audrey kim & alessandra diaz, new york
Written by Audrey Kim
When I heard of TASSEL at a church event in Seoul, I immediately knew that I wanted to be involved. I had not quite thought of the immense impact that the organization would have on my worldview in 2014, but its value of having a direct influence towards improving education in Cambodia resonated with me. I started teaching and even started a chapter in the town that I moved to in New York, where I met my co-editor in chief, Alessandra Diaz. However, it wasn't until I went to Cambodia that I truly understood TASSEL's message.

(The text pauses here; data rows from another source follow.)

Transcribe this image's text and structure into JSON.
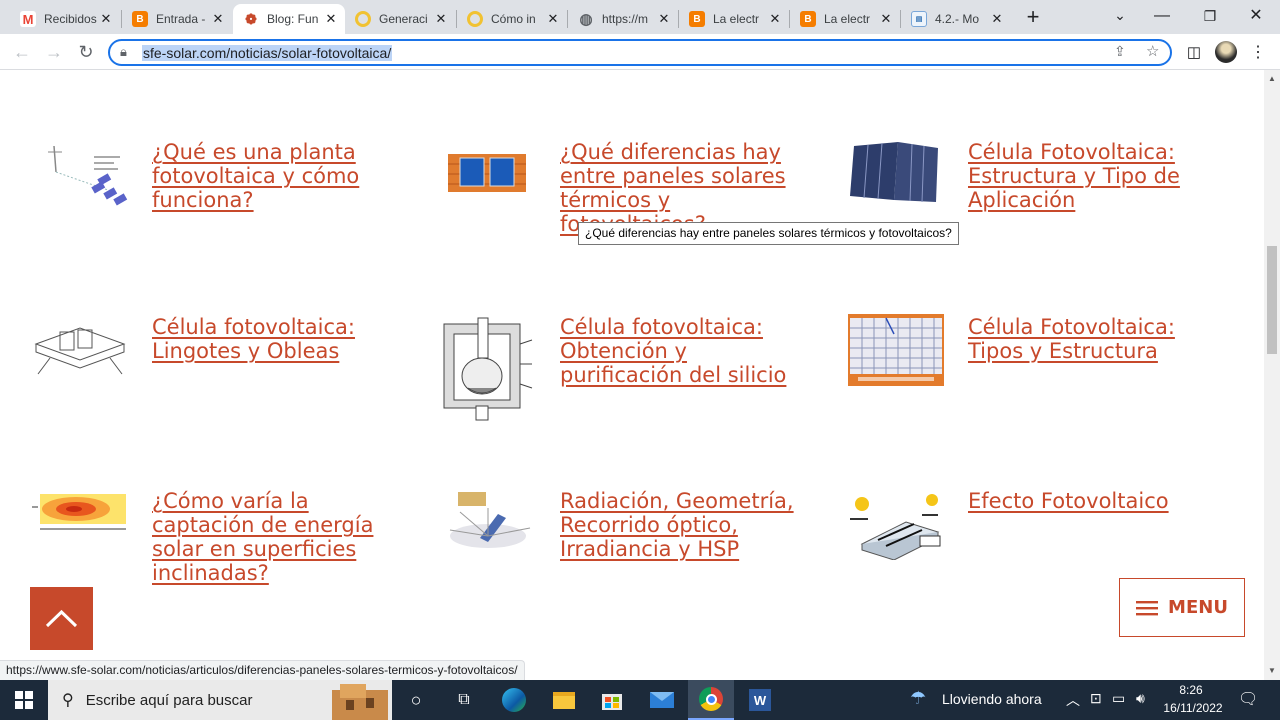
{
  "browser": {
    "tabs": [
      {
        "title": "Recibidos",
        "favicon": "gmail-icon",
        "active": false
      },
      {
        "title": "Entrada -",
        "favicon": "blogger-icon",
        "active": false
      },
      {
        "title": "Blog: Fun",
        "favicon": "sfe-solar-icon",
        "active": true
      },
      {
        "title": "Generaci",
        "favicon": "loading-icon",
        "active": false
      },
      {
        "title": "Cómo in",
        "favicon": "loading-icon",
        "active": false
      },
      {
        "title": "https://m",
        "favicon": "globe-icon",
        "active": false
      },
      {
        "title": "La electr",
        "favicon": "blogger-icon",
        "active": false
      },
      {
        "title": "La electr",
        "favicon": "blogger-icon",
        "active": false
      },
      {
        "title": "4.2.- Mo",
        "favicon": "doc-icon",
        "active": false
      }
    ],
    "url": "sfe-solar.com/noticias/solar-fotovoltaica/",
    "status_url": "https://www.sfe-solar.com/noticias/articulos/diferencias-paneles-solares-termicos-y-fotovoltaicos/"
  },
  "articles": [
    {
      "title": "¿Qué es una planta fotovoltaica y cómo funciona?"
    },
    {
      "title": "¿Qué diferencias hay entre paneles solares térmicos y fotovoltaicos?"
    },
    {
      "title": "Célula Fotovoltaica: Estructura y Tipo de Aplicación"
    },
    {
      "title": "Célula fotovoltaica: Lingotes y Obleas"
    },
    {
      "title": "Célula fotovoltaica: Obtención y purificación del silicio"
    },
    {
      "title": "Célula Fotovoltaica: Tipos y Estructura"
    },
    {
      "title": "¿Cómo varía la captación de energía solar en superficies inclinadas?"
    },
    {
      "title": "Radiación, Geometría, Recorrido óptico, Irradiancia y HSP"
    },
    {
      "title": "Efecto Fotovoltaico"
    }
  ],
  "tooltip": "¿Qué diferencias hay entre paneles solares térmicos y fotovoltaicos?",
  "menu_label": "MENU",
  "taskbar": {
    "search_placeholder": "Escribe aquí para buscar",
    "weather": "Lloviendo ahora",
    "time": "8:26",
    "date": "16/11/2022"
  },
  "colors": {
    "accent": "#c7492b",
    "taskbar": "#1c2a3a",
    "tab_strip": "#dee1e6"
  }
}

I went to Cambodia two times with TASSEL, serving for ten days the first trip, and about a month the second time around. Interviewing families and teaching in Cambodia for about a month in the summer of 2016, Alessandra and I realized the deeper impact of compassion on a community. It has the capacity to change people who have previously been closed off to the world, which was evident when we, the editors, talked to the community members and students that TASSEL serves. I won't forget the smile on a grandmother's face as Joji promised to come back with a bag of rice, or a little girl who started crying as her aunts rehashed the story about how her mother abandoned her out of resentment. The food, medical supplies, and English education are indeed a vital part of bringing tangible change to rural Cambodia, but the power of empathy is what TASSEL offers.
The fall of senior year coincided with the start of this website project, which created for a very busy few months. Alessandra had embarked on her gap year journey in rural India before attending Stanford University, so constant communication was not exactly possible either. I switched back and forth between college applications and website templates, along with the rest of my academic and extracurricular commitments. I can’t say it was easy, but my experiences during the summer pushed me onwards. Yes, there were some late nights, but I kept proofreading students' profiles and considering how much TASSEL meant to them. Bringing together the lives of volunteers, teachers, and students through the website was a unique privilege that I was able to enjoy, despite falling smack in the middle of the Dreaded Senior Fall. Delving into this project even helped motivate me to (finally) finish my college applications because I wanted to pursue my passions in development studies in a college that I was best suited for. As a part of Brown University’s Class of 2021, I hope to explore academic fields that will allow me to bring the type of social change and compassion to underserved communities as TASSEL has.
By founding the Bronxville chapter in 2015, I was able to spread TASSEL with my school peers. Through this project, however, Alessandra and I hope to help spread TASSEL’s message to anyone who encounters the website. My hope is that the stories of the volunteers, teachers, and villagers that you encounter will give you a clearer picture of TASSEL’s community that we had to witness in order to understand. Perhaps this understanding will encourage people to get involved with TASSEL and challenge existing volunteers become even further engaged in creating meaningful change in Cambodia. Ultimately, TASSEL is about the people that we serve, and how compassion has touched the lives of everyone involved.